The next day, despite my continuing sleep deprivation, I had to be up at rather the crack of dawn for my Great Barrier Reef trip. It was the cheapest trip but that meant it was unbeknownst to me also on the slowest boat, so it took hours to get to and from the reef. During this time I lay and enjoyed the beautiful sunshine (so much for rainy season and predicted flooding!). Boat workers warned me about sunburn, but being a seasoned Australian (our ozone layer hole means being outside in the sunshine is never advisable without sunscreen) I kept myself well lathered up. The reef itself was quite beautiful when I snorkelled, and I regretted accidentally coming in early as I mistook a sign that we had to come in before we did. And I did enjoy the service on the boat: the staff were very friendly, the food good and we even got wine and cheese.

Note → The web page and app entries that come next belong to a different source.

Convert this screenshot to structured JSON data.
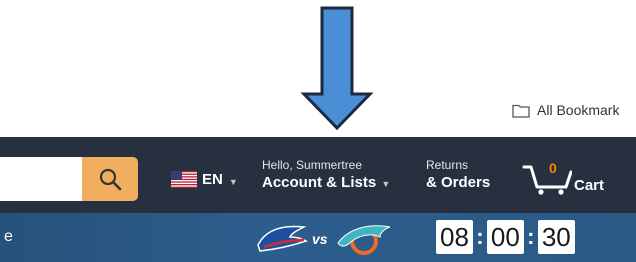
{
  "bookmarks": {
    "label": "All Bookmark",
    "icon": "folder-icon"
  },
  "navbar": {
    "search": {
      "placeholder": "",
      "button_icon": "search-icon"
    },
    "language": {
      "code": "EN",
      "flag_icon": "us-flag-icon"
    },
    "account": {
      "greeting": "Hello, Summertree",
      "label": "Account & Lists"
    },
    "orders": {
      "line1": "Returns",
      "line2": "& Orders"
    },
    "cart": {
      "count": "0",
      "label": "Cart",
      "icon": "cart-icon"
    }
  },
  "subbar": {
    "left_text": "e",
    "matchup": {
      "vs_text": "vs",
      "team1_icon": "bills-logo-icon",
      "team2_icon": "dolphins-logo-icon"
    },
    "timer": {
      "hours": "08",
      "minutes": "00",
      "seconds": "30"
    }
  },
  "colors": {
    "nav_bg": "#26303e",
    "search_button": "#f0ae5e",
    "cart_count": "#f08804",
    "subbar_bg": "#2b5a87",
    "arrow": "#4a8fd6"
  }
}
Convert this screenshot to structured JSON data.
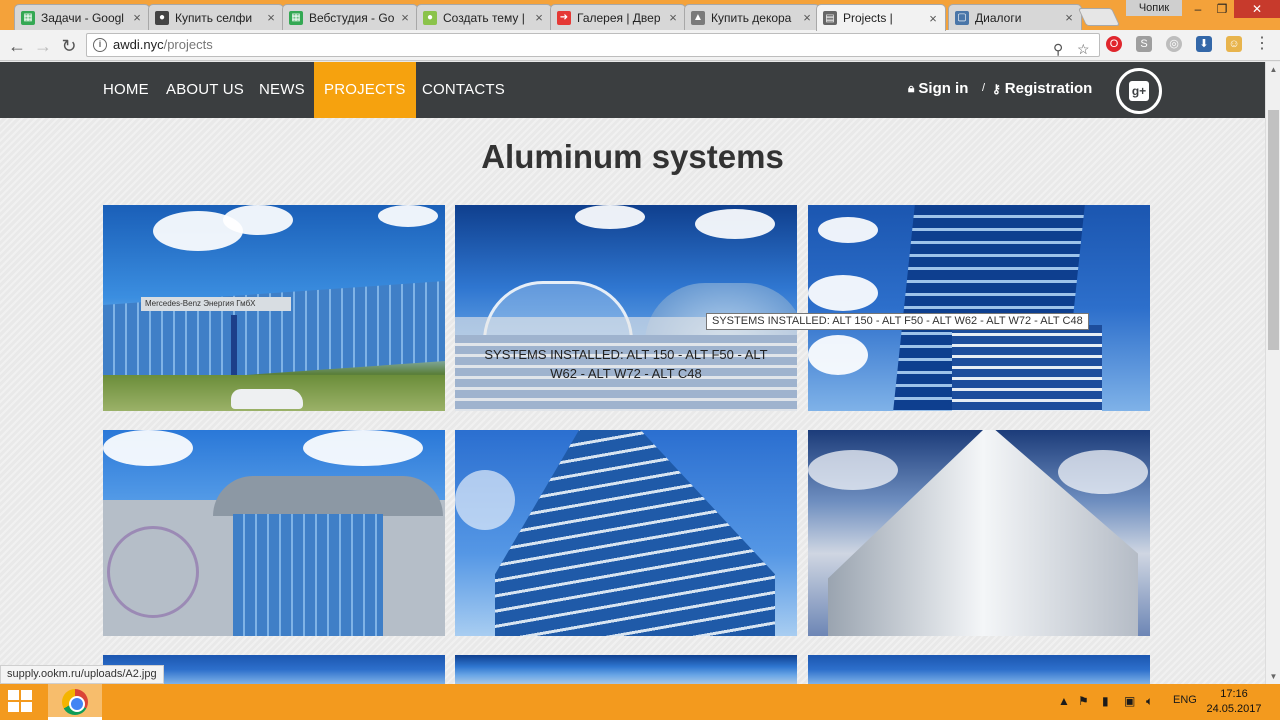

I also noticed two young guys sitting by themselves. These, two other female travellers I chatted with and me were the only people on this trip who were not families. However, I was not in a very energetic nor social mood, so the guys and I did not meet.
Back in Cairns I only had time to quickly get ready to meet Scott, our hero from Gili T and Ubud, for dinner. He happened to be a Cairns local – a fact only coincidental to my booking this North Queensland trip – so he took me to a Greek restaurant where we had merry conversation and delicious food.
The next morning was another early one to jump on one of two mini buses for the well-reviewed ‘Uncle Brian’s Fun, Falls and Forest’ tour of the Atherton Tablelands. This tour was meant to be great fun for young travellers, and it was. Both minibuses were full of young backpackers and we were kept entertained by our indigenous guide as we visited the Josephine Falls (the big rock that you slide down) and various other bodies of water and forests. Unfortunately, it was a bit rainier today and being a reptile I found the water generally too cold to be in, so when others were frolicking in lagoons and waterfalls I was unable to stay in long.
In the first – and warmest – pool I began chatting with David and Adam, a Canadian and an Englishman. When we started to talk about our Great Barrier Reef trip, we quickly realised that they had been the two young men on the boat to whom I had not spoken. When I mentioned the two night Whitsundays sailing trip I was doing in a few days’ time (as all backpackers do), we learned that we were booked onto the very same boat leaving on the very same day – no easy thing considering the number of boats and their bi-daily departure. Moreover, they would arrive in Airlie Beach the morning after I would.
That night some people from the tour had agreed to meet at Gilligan’s, and I ended up at the Woolshed again with some random people I met there. However, I did note that the venues of Cairns didn’t thrill me terribly – they were very generic and full of the kind of Australians I wouldn’t normally chat up in a bar, shall we say – and I couldn’t help but think that a similar amount of money would have gotten me back to Bali, and to my beloved Gili T.
Would my luck turn in Airlie Beach? Stay tuned.